North Yorkshire County Council, which effectively ended the service by cutting the bus company’s subsidy, have responded to overwhelming public criticism by putting the ball in the court of East Yorkshire Motor Services.

Earlier this year, the council agreed a budget strategy which included a £600,000 reduction to bus subsidies across the county, primarily for Sunday and evening services.

A statement said: “The reduction represents just under 10 per cent of the £6.5 million that the county council spends on financial support for public transport services. Around a quarter of the county’s bus network, carrying more than four million passengers every year, is funded by the county council.

“Many of the services concerned are linked to successful commercial services and it is hoped that the operators will see the benefits of ensuring that their customers have access to a comprehensive range of journeys. Clearly this will be a decision for the service providers and the county council will work closely with them to promote actions which will mitigate the loss of service on the ground.”

However, Bob Rackley, EYMS’s commercial manager, said it was simply not economically viable to reinstate, say, one evening return service on the 121 route, even if more people ended up using it. He said: “If you’re going to keep one bus on, it would still cost an additional driver and the figures just don’t stack up, unfortunately.”

Moreover, he added, there was no spare cash in the kitty due to the impact of reductions in funding for the concessionary fares scheme and recent fuel price increases. “With the concessionary fares cutbacks, we’re just not in a position to put ‘new’ services on,” he said.

On the positive side, Mr Rackley said the withdrawal of evening services on the 121 route should not have knock-on effects on the commercial viability of other, remaining services, so there should not be additional cuts, as there have been for some services in Scarborough town.

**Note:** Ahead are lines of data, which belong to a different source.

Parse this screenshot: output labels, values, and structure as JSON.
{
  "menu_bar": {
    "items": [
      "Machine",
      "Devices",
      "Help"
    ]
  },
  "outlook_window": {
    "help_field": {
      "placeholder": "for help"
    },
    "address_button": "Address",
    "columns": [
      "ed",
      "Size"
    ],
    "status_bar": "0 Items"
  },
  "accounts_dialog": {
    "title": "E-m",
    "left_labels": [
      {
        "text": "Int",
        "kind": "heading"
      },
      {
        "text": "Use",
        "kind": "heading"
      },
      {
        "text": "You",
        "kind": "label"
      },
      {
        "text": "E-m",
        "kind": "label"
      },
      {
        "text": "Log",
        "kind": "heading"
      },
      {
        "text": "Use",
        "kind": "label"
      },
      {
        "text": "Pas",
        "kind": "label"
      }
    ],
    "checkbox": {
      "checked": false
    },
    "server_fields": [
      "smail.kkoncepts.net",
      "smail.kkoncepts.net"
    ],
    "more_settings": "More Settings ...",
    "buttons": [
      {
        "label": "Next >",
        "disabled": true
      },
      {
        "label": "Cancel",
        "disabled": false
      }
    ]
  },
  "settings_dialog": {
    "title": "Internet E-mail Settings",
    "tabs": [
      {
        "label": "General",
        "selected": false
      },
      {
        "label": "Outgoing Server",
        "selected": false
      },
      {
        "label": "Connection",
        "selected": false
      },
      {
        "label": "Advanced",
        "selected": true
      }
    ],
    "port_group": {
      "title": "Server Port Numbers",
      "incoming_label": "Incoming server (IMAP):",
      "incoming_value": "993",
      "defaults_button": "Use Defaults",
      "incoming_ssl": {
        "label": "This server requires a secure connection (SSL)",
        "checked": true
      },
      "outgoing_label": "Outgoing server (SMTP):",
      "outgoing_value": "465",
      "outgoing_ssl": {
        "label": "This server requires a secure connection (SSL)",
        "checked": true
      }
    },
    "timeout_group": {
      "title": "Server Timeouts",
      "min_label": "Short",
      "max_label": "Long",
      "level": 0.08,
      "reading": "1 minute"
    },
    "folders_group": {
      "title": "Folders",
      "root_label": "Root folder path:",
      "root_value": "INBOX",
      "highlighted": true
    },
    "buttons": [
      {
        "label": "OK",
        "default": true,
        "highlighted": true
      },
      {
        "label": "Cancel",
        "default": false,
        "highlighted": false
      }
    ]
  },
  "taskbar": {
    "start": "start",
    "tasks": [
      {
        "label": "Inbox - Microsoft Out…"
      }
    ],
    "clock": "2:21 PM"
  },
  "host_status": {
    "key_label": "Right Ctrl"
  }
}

Hertford ward councillor and public transport campaigner Nick Harvey said studies had shown that 40 per cent of evening bus users are travelling to and from work. He added: “North Yorkshire County Council has admitted the cuts are not about low passenger numbers on many of these routes, as they do not fail the subsidy per passenger journey criteria. Once again Scarborough district with its low household income, many jobs with anti-social hours and weekend work will bear the brunt of the suffering.”